There is, however, a national cynicism about the health care field that’s sometimes difficult to handle, he admits. He notes, for instance, the public perception is of medical providers’ and insurers’ taking large bites from the average family budget. Because his job is so much a part of who he is, Guinan says, it can be challenging to hear the negativity. “When my daughter was in seventh grade, she came home from school and said, ‘My teacher says that pharmaceutical companies treat things instead of curing them because you can make more money.’?” He was CFO of the pharmaceuticals business at Johnson & Johnson at the time, working alongside people in R&D whose passion was all about curing a devastating illness, “many of them touched by the disease personally through family or friends.”

In the diagnostic space, the beneficial connection is not so easy for individuals outside the medical field to appreciate, but “to really focus people on the details of their conditions and, therefore, lead them to treatment options or hopefully to avoid larger challenges by early detection,” Guinan believes, is a “greater purpose.”

He says, “Yes, we’ve got to make money for our shareholders, but at the end of the day that’s not why we’re here. We’re really here because of the greater purpose of what we’re doing, and that’s where our passion is, and maintaining that passion, and doing great things for people, is how we best serve people and our shareholders.”
He finds the best way to deal with negativity is by “reconnecting with the people you work with. Then you see it. ‘Yeah, there are good people doing good stuff. There are good people getting excited about the difference they’re making in other people’s lives.’?”

Do you have to be a people person to find that silver lining? No, but it helps.
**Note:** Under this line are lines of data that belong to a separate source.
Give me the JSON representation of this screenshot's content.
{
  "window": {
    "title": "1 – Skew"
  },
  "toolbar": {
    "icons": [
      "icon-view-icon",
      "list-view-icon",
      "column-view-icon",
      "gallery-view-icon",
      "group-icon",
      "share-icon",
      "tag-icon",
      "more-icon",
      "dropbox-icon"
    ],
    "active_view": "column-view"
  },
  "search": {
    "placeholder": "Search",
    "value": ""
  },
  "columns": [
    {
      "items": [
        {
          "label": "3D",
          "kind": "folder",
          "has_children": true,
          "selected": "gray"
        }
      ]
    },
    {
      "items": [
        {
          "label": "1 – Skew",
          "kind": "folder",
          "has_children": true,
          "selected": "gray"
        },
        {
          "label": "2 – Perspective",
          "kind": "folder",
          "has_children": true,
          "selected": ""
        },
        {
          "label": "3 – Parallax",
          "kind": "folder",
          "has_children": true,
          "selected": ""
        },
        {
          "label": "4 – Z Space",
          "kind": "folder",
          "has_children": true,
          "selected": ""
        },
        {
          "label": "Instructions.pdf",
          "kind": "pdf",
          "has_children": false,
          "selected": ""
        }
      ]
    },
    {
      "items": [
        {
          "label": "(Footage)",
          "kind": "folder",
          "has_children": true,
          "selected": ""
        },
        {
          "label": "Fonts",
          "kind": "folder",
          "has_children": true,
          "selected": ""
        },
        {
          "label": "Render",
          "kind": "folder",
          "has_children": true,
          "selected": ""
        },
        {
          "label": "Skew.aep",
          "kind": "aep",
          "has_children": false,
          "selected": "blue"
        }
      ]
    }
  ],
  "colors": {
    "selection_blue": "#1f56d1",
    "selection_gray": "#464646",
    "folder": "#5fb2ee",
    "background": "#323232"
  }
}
Guinan, the CFO who believes in and practices management by walking around, not only finds that good, he spreads the news to just about everyone with whom he engages in the company.

Copyright 2017